> [STUDY MATERIAL]:

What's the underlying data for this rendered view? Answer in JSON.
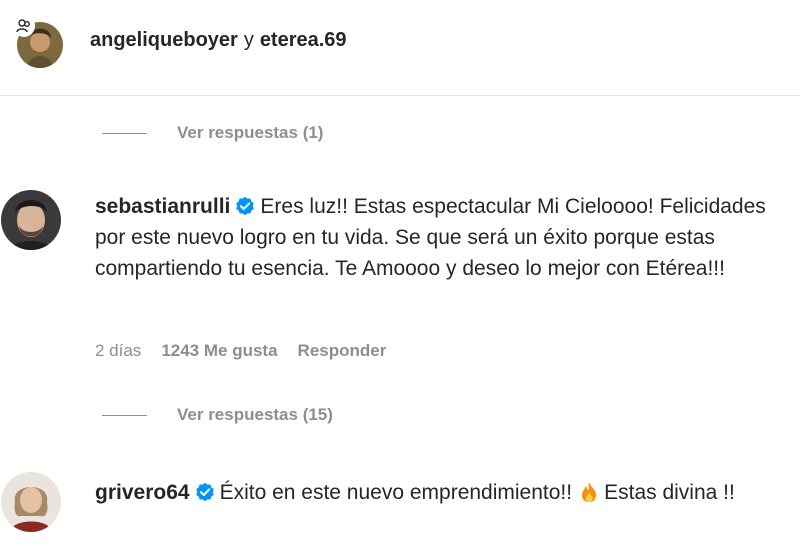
{
  "header": {
    "user1": "angeliqueboyer",
    "separator": "y",
    "user2": "eterea.69",
    "avatar_icon": "collab-users-icon"
  },
  "replies_1": {
    "label": "Ver respuestas (1)"
  },
  "comment_1": {
    "username": "sebastianrulli",
    "verified_icon": "verified-badge-icon",
    "text": "Eres luz!! Estas espectacular Mi Cieloooo! Felicidades por este nuevo logro en tu vida. Se que será un éxito porque estas compartiendo tu esencia. Te Amoooo y deseo lo mejor con Etérea!!!",
    "time": "2 días",
    "likes": "1243 Me gusta",
    "reply_label": "Responder"
  },
  "replies_2": {
    "label": "Ver respuestas (15)"
  },
  "comment_2": {
    "username": "grivero64",
    "verified_icon": "verified-badge-icon",
    "text_before": "Éxito en este nuevo emprendimiento!!",
    "emoji_icon": "fire-emoji-icon",
    "text_after": "Estas divina !!"
  },
  "colors": {
    "text": "#262626",
    "secondary": "#8e8e8e",
    "verified": "#0095f6",
    "divider": "#e4e4e4"
  }
}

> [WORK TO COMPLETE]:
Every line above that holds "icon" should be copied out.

> [SOLUTION TO THIS TASK]:
    "avatar_icon": "collab-users-icon"
    "verified_icon": "verified-badge-icon",
    "verified_icon": "verified-badge-icon",
    "emoji_icon": "fire-emoji-icon",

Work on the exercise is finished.